- Opening Delimiter -

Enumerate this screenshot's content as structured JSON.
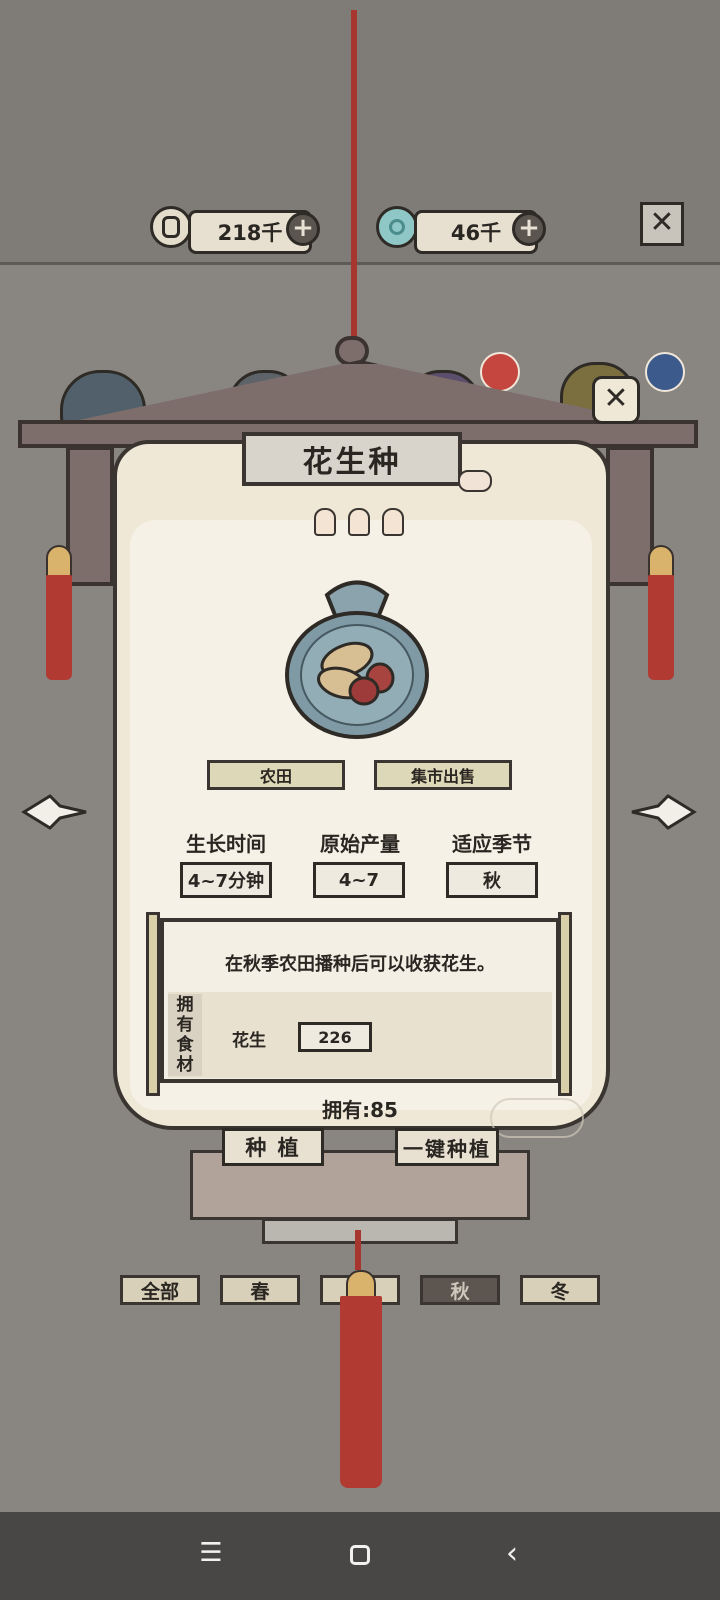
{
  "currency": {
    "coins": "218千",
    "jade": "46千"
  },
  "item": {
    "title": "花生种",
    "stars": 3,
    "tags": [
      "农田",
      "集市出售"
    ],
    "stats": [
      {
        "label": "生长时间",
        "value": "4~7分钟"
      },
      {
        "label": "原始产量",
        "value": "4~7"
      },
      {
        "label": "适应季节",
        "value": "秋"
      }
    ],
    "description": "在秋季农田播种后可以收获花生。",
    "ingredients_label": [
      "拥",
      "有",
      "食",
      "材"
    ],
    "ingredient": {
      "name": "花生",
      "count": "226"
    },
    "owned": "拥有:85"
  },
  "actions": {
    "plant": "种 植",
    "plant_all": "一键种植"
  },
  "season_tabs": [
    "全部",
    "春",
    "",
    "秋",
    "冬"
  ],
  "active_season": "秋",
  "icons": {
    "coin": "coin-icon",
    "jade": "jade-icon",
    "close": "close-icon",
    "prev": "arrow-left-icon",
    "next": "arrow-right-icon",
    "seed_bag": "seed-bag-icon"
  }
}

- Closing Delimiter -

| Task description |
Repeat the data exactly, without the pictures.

| Exercise answer |
Enumerate this screenshot's content as structured JSON.
{
  "currency": {
    "coins": "218千",
    "jade": "46千"
  },
  "item": {
    "title": "花生种",
    "stars": 3,
    "tags": [
      "农田",
      "集市出售"
    ],
    "stats": [
      {
        "label": "生长时间",
        "value": "4~7分钟"
      },
      {
        "label": "原始产量",
        "value": "4~7"
      },
      {
        "label": "适应季节",
        "value": "秋"
      }
    ],
    "description": "在秋季农田播种后可以收获花生。",
    "ingredients_label": [
      "拥",
      "有",
      "食",
      "材"
    ],
    "ingredient": {
      "name": "花生",
      "count": "226"
    },
    "owned": "拥有:85"
  },
  "actions": {
    "plant": "种 植",
    "plant_all": "一键种植"
  },
  "season_tabs": [
    "全部",
    "春",
    "",
    "秋",
    "冬"
  ],
  "active_season": "秋",
  "icons": {
    "coin": "coin-icon",
    "jade": "jade-icon",
    "close": "close-icon",
    "prev": "arrow-left-icon",
    "next": "arrow-right-icon",
    "seed_bag": "seed-bag-icon"
  }
}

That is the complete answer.